GE's Green Business Rakes in $17B for 2008 -- a 21 Percent Jump in Revenue

GE's Green Business Rakes in $17B for 2008 -- a 21 Percent Jump in Revenue

General Electric's revenue for its portfolio of environmentally sensitive products and services grew 21 percent last year and rose to $17 billion, according to the firm's annual ecomagination report.

The 34-page report released today
also announced that the GE surpassed a key corporate commitment to environmental responsibility by slashing its operational greenhouse gas intensity -- the ratio of GHG emissions to company revenue -- by 41 percent by the close of 2008.

The GHG intensity reduction target, which had been 30 percent, is the first of three increasingly ambitious environmental goals that were set in 2005 and call for achieving specific performance thresholds in 2008, 2010 and 2012.

GE said it reduced its absolute GHG emissions by 13 percent and energy intensity by 37 percent as of the end of 2008 compared to the baseline year of 2004, which places the firm on course for reaching its 2012 goals.

The report detailed the company's efforts toward the goals in addition to the growth of the ecomagination product and service line and its revenue.

Ecomagination offerings, which range from refrigerators and smart meters for the home to turbines and engines for industries, now include 80 products and services. The number represents a 30 percent increase compared to the portfolio in 2007, the report said.

In addition, the company's 2008 investments in cleantech research and development increased by 27 percent, rising to $1.4 billion, according to the report.

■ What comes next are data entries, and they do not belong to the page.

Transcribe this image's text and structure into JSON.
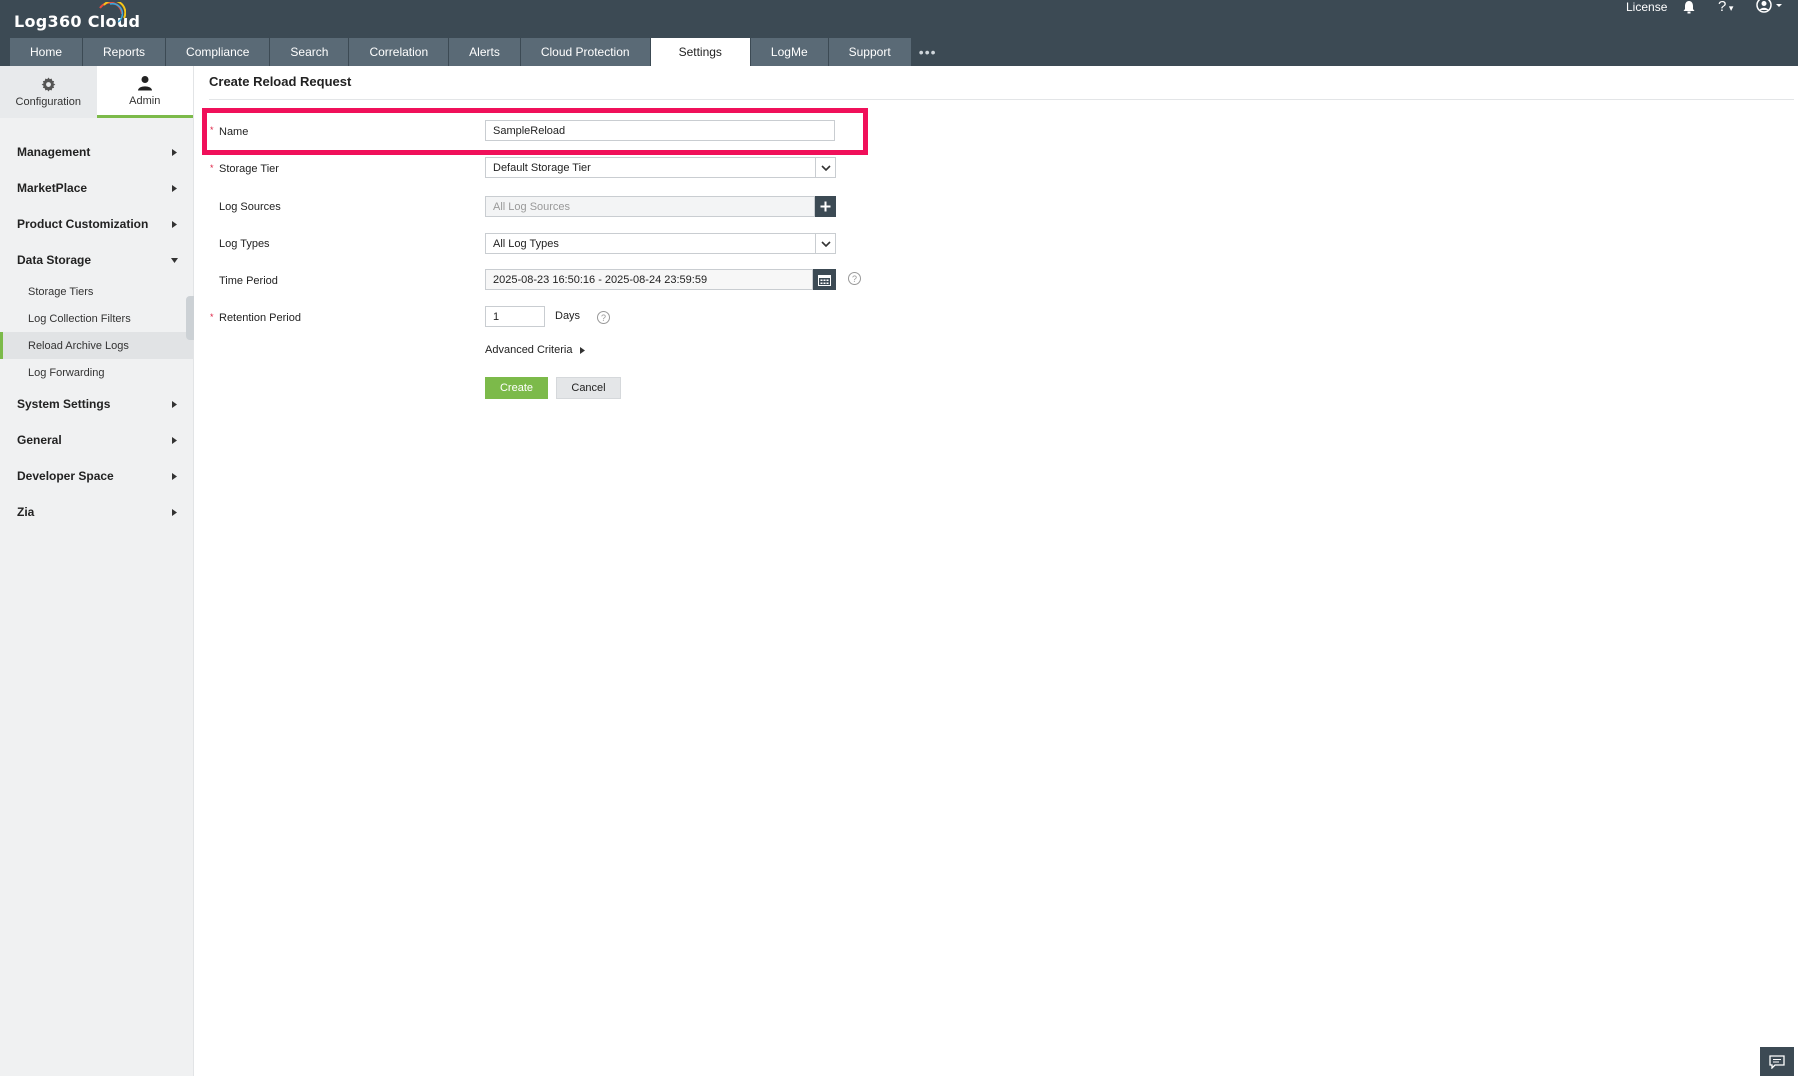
{
  "app": {
    "logo_text": "Log360  Cloud",
    "license_link": "License",
    "help_label": "?"
  },
  "tabs": [
    {
      "label": "Home"
    },
    {
      "label": "Reports"
    },
    {
      "label": "Compliance"
    },
    {
      "label": "Search"
    },
    {
      "label": "Correlation"
    },
    {
      "label": "Alerts"
    },
    {
      "label": "Cloud Protection"
    },
    {
      "label": "Settings"
    },
    {
      "label": "LogMe"
    },
    {
      "label": "Support"
    }
  ],
  "tab_more": "•••",
  "sidebar": {
    "tabs": [
      {
        "label": "Configuration",
        "icon": "gear-icon"
      },
      {
        "label": "Admin",
        "icon": "user-icon"
      }
    ],
    "groups": [
      {
        "label": "Management"
      },
      {
        "label": "MarketPlace"
      },
      {
        "label": "Product Customization"
      },
      {
        "label": "Data Storage"
      },
      {
        "label": "System Settings"
      },
      {
        "label": "General"
      },
      {
        "label": "Developer Space"
      },
      {
        "label": "Zia"
      }
    ],
    "data_storage_items": [
      {
        "label": "Storage Tiers"
      },
      {
        "label": "Log Collection Filters"
      },
      {
        "label": "Reload Archive Logs"
      },
      {
        "label": "Log Forwarding"
      }
    ]
  },
  "form": {
    "title": "Create Reload Request",
    "required_mark": "*",
    "name_label": "Name",
    "name_value": "SampleReload",
    "storage_tier_label": "Storage Tier",
    "storage_tier_value": "Default Storage Tier",
    "log_sources_label": "Log Sources",
    "log_sources_placeholder": "All Log Sources",
    "log_types_label": "Log Types",
    "log_types_value": "All Log Types",
    "time_period_label": "Time Period",
    "time_period_value": "2025-08-23 16:50:16 - 2025-08-24 23:59:59",
    "retention_label": "Retention Period",
    "retention_value": "1",
    "retention_unit": "Days",
    "advanced_criteria": "Advanced Criteria",
    "create_button": "Create",
    "cancel_button": "Cancel"
  },
  "colors": {
    "header": "#3c4a54",
    "accent_green": "#7cba4a",
    "highlight": "#f0105a"
  }
}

By comparison, the GE's cleantech R&D investment was $750 million in 2005.

The company's business and environmental goals for the coming years include:

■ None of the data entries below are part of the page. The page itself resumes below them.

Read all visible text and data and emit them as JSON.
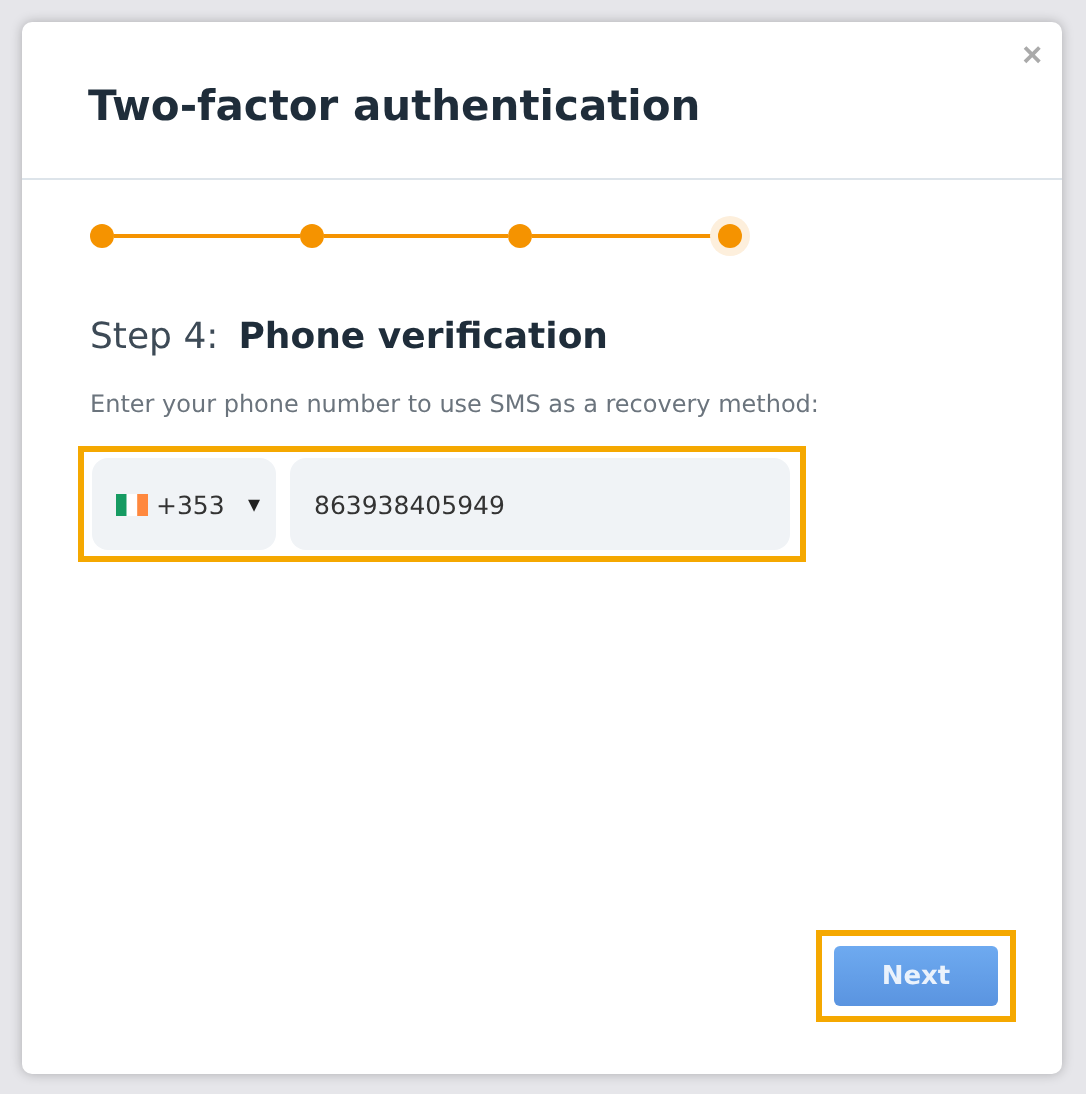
{
  "dialog": {
    "title": "Two-factor authentication",
    "close": "×"
  },
  "steps": [
    {
      "selected": false
    },
    {
      "selected": false
    },
    {
      "selected": false
    },
    {
      "selected": true
    }
  ],
  "step_label": "Step 4:",
  "step_title": "Phone verification",
  "instruction": "Enter your phone number to use SMS as a recovery method:",
  "phone": {
    "country_code": "+353",
    "caret": "▾",
    "value": "863938405949",
    "highlighted": true
  },
  "next_button": {
    "label": "Next",
    "highlighted": true
  }
}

• Bringing annuals sales of ecomagination products to $25 billion by 2010.
• Investing $1.5 billion annually in ecomagination R&D by 2010.
• Improving energy efficiency by 30 percent by 2012. (GE has already met its 2012 target to cut absolute GHG emissions by 1 percent, the goal it set in 2005.)
• Reducing water consumption by 20 percent by 2012; the company's water use was flat last year.
Several GE ecomagination initiatives have recently made headlines.

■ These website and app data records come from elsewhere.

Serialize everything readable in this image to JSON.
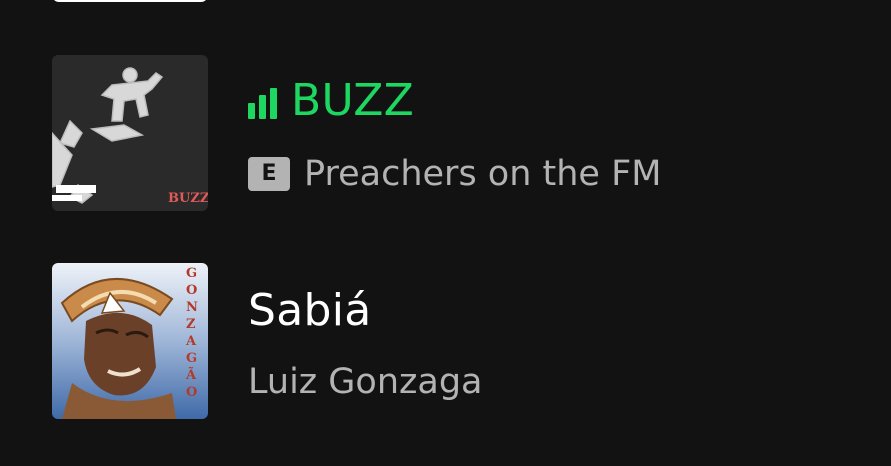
{
  "tracks": [
    {
      "title": "BUZZ",
      "artist": "Preachers on the FM",
      "explicit_label": "E",
      "now_playing": true,
      "cover_text": "BUZZ",
      "title_color": "#1ed760"
    },
    {
      "title": "Sabiá",
      "artist": "Luiz Gonzaga",
      "explicit_label": "",
      "now_playing": false,
      "cover_text": "GONZAGÃO",
      "title_color": "#ffffff"
    }
  ],
  "colors": {
    "background": "#121212",
    "accent": "#1ed760",
    "secondary_text": "#b3b3b3"
  },
  "icons": {
    "now_playing": "equalizer-bars-icon",
    "explicit": "explicit-badge-icon"
  }
}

Earlier this month, the company outlined plans to open a $100 million state-of-the-art, heavy-duty battery manufacturing plant just north of New York's state capital. Establishment of the facility will effectively centralize research, development and commercialization for GE's new battery business.

In April, Miami Mayor Manny Diaz announced the $200 million "Energy Smart Miami" smart grid project that partners his region with General Electric, Cisco Systems, Florida Power & Light and Silver Spring Networks to deploy smart meters on every home and most businesses in Miami-Dade County.

And in house, GE employee "treasure hunts" for efficiency opportunities that have yielded $110 million in energy savings.

 


Image courtesy of General Electric.